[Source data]
########################################

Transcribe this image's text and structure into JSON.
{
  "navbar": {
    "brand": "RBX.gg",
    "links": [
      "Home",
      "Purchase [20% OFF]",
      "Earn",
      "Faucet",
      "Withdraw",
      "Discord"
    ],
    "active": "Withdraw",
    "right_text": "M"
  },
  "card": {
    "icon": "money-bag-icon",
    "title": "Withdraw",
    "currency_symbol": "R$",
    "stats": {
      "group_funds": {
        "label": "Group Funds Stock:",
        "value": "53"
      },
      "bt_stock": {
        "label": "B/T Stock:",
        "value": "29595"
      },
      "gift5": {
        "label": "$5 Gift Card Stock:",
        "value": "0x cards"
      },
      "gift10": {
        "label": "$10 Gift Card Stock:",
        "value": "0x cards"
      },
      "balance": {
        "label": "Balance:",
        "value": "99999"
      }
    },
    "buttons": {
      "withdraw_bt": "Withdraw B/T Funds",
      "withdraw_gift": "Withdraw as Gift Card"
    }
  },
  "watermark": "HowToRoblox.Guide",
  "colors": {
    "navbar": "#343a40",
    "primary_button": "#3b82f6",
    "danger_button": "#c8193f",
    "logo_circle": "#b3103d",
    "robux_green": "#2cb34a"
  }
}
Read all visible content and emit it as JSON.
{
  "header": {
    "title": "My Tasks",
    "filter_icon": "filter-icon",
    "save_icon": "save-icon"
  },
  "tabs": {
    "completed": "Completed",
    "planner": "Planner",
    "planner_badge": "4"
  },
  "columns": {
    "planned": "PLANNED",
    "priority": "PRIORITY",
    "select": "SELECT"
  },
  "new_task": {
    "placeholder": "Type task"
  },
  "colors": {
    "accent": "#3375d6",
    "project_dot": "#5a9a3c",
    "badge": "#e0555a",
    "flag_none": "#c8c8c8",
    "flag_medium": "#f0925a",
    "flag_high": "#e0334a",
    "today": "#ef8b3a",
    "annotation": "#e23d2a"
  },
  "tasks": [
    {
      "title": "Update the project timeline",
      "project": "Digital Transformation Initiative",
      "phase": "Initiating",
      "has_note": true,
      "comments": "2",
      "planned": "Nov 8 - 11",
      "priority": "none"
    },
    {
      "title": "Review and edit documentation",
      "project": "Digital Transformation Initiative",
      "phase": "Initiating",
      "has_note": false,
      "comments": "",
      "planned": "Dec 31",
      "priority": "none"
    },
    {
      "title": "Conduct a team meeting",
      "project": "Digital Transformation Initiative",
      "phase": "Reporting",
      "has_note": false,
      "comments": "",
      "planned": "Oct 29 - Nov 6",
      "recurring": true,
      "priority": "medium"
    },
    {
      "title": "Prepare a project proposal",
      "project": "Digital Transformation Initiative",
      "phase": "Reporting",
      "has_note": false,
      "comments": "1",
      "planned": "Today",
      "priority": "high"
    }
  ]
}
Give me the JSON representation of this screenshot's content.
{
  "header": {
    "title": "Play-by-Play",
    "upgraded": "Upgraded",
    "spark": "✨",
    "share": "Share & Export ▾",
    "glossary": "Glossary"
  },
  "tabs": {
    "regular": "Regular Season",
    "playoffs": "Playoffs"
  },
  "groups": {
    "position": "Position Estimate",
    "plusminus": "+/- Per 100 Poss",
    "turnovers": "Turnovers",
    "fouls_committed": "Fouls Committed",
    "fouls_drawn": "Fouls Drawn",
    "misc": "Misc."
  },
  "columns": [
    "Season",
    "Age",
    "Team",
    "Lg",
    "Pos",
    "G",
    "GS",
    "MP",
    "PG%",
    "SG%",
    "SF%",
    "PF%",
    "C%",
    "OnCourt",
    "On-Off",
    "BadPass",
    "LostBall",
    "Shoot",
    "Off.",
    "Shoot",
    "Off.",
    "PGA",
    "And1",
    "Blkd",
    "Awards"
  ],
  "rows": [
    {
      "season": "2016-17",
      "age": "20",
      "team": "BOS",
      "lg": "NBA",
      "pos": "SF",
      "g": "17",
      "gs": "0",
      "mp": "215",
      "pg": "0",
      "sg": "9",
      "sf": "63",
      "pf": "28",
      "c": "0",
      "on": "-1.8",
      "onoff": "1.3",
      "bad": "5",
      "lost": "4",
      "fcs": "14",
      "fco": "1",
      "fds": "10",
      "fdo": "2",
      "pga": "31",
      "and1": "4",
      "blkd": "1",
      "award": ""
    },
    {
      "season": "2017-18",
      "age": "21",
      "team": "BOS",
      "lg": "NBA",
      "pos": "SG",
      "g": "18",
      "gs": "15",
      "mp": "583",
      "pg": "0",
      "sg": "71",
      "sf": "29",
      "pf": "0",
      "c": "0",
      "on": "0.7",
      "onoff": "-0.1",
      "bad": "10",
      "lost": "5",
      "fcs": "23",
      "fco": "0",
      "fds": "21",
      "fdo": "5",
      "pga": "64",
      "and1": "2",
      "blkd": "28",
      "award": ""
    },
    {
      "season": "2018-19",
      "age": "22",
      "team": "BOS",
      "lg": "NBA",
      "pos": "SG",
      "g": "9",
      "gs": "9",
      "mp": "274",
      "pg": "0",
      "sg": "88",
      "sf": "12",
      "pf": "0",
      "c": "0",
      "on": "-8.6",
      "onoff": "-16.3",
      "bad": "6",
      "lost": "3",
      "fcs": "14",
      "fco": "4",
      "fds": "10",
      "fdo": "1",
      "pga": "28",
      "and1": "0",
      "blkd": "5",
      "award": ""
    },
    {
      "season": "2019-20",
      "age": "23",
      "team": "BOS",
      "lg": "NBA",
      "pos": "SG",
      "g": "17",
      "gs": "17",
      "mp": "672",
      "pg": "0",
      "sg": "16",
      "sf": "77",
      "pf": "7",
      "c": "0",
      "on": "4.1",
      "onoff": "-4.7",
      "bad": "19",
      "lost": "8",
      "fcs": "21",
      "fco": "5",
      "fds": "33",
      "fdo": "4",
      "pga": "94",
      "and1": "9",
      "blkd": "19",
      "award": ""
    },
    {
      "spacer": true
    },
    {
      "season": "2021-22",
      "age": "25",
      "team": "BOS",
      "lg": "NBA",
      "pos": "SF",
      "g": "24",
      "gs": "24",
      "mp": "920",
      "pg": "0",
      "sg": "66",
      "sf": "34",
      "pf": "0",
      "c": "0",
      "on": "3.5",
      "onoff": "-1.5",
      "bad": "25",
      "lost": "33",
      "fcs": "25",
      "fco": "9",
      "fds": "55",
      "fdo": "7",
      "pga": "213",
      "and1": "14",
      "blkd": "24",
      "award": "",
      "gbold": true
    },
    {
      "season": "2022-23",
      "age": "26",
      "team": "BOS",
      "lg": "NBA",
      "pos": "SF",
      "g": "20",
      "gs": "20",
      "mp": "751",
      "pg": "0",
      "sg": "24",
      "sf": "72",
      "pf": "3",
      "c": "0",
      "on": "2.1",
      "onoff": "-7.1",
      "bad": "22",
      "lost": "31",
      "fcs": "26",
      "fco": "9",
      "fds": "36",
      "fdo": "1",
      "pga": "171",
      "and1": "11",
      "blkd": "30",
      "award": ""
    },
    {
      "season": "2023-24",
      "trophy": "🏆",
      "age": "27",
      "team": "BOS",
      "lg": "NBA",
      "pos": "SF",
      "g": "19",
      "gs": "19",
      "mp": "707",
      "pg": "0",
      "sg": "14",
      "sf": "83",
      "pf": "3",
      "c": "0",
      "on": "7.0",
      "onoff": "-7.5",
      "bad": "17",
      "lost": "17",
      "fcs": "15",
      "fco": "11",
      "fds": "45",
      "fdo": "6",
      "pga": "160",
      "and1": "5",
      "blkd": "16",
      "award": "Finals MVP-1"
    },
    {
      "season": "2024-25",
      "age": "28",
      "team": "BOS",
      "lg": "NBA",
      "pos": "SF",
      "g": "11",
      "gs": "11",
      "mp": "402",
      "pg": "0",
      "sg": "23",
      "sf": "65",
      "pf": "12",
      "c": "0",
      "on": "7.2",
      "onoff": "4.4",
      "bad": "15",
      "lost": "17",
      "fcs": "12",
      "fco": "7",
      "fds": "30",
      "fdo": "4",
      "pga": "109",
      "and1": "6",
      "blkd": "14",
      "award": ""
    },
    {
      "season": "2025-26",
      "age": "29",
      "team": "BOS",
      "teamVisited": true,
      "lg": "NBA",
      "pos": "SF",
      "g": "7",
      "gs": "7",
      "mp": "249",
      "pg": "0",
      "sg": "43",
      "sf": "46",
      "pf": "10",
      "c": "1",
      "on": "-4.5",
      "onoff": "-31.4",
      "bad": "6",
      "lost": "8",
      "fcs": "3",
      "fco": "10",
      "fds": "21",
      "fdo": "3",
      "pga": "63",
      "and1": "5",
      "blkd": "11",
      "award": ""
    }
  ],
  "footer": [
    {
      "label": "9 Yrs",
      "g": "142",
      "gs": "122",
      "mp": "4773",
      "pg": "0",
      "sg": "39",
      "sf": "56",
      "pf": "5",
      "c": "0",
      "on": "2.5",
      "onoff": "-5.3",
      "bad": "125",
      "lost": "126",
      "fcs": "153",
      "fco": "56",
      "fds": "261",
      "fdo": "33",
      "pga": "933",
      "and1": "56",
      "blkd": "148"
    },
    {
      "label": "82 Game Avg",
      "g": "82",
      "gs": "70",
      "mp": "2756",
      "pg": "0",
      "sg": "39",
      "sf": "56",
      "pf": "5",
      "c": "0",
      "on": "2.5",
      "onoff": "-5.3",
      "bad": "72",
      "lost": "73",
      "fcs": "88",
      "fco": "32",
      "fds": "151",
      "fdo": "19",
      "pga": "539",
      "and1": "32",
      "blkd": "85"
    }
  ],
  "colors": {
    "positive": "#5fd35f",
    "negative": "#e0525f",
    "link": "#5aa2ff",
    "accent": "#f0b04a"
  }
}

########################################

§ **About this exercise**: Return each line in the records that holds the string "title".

§ **Expected answer**:
    "title": "Withdraw",
    "title": "My Tasks",
      "title": "Update the project timeline",
      "title": "Review and edit documentation",
      "title": "Conduct a team meeting",
      "title": "Prepare a project proposal",
    "title": "Play-by-Play",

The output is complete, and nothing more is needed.